Since government can use manifold policy instruments at various levels, which influence various social groups, the evaluation of the efficiency of income redistribution is not straight forward. The study in hand contributes to the literature by first applying a multimarket framework to recent theoretical developments in transfer efficiency analysis. A three-stage vertically-structured model including the bread grains market as well as agricultural input industries and the food processing industry is developed and econometrically estimated. This model and standard welfare measures are used to judge the Austrian agricultural policy. It is revealed that in addition to farmers, downstream and upstream industries benefit considerably from agricultural policy. Using nonlinear optimization procedures, it is shown that the applied policy is not Pareto efficient. Applying an optimal policy instead of the current one could Pareto improve the social state by 1.7 billion Austrian Shilling.
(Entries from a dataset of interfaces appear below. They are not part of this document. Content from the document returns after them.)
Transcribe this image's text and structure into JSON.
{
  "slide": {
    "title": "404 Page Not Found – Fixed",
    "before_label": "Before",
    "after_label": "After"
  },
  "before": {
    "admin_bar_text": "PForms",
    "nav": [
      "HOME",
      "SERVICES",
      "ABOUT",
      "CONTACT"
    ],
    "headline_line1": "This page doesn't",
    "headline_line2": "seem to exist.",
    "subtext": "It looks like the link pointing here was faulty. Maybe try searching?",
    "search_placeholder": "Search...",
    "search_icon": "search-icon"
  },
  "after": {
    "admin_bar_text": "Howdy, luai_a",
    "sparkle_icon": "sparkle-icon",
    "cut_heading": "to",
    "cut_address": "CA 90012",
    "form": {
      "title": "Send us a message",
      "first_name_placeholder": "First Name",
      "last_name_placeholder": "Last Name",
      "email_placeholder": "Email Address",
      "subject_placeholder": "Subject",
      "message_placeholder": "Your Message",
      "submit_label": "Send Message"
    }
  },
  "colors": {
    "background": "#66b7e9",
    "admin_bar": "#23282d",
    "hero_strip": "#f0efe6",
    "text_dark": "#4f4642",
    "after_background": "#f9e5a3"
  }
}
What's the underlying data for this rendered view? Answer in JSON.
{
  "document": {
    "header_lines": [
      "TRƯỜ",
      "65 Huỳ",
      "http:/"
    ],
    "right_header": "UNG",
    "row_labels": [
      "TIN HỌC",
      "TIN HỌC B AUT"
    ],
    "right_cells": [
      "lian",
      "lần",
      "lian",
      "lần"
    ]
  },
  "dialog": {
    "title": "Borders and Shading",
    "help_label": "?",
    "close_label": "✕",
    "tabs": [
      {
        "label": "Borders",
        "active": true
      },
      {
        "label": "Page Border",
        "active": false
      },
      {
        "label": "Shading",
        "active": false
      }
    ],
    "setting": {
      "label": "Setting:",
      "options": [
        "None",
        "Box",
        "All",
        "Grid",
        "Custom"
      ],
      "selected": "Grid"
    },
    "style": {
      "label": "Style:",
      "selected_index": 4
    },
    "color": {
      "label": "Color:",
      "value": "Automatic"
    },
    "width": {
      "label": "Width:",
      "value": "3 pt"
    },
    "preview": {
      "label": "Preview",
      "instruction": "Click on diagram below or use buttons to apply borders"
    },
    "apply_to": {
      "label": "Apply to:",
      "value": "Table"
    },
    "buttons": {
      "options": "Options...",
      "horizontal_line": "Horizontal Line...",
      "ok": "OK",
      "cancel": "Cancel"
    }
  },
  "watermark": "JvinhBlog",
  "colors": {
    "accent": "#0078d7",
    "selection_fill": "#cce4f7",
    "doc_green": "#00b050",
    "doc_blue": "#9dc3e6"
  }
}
Frankfurt/M., Berlin, Bern, New York, Paris, Wien, 1997. XXI, 164 pp., 23 fig., 28 tab.
Contents: The theory of welfare measurement - Structure and policy of the Austrian bread grains market - Modeling the vertical
structure of the Austrian agribusiness - Econometric estimations of model parameters - Evaluating the efficiency of agricultural
policy - Calculating Pareto efficient policies.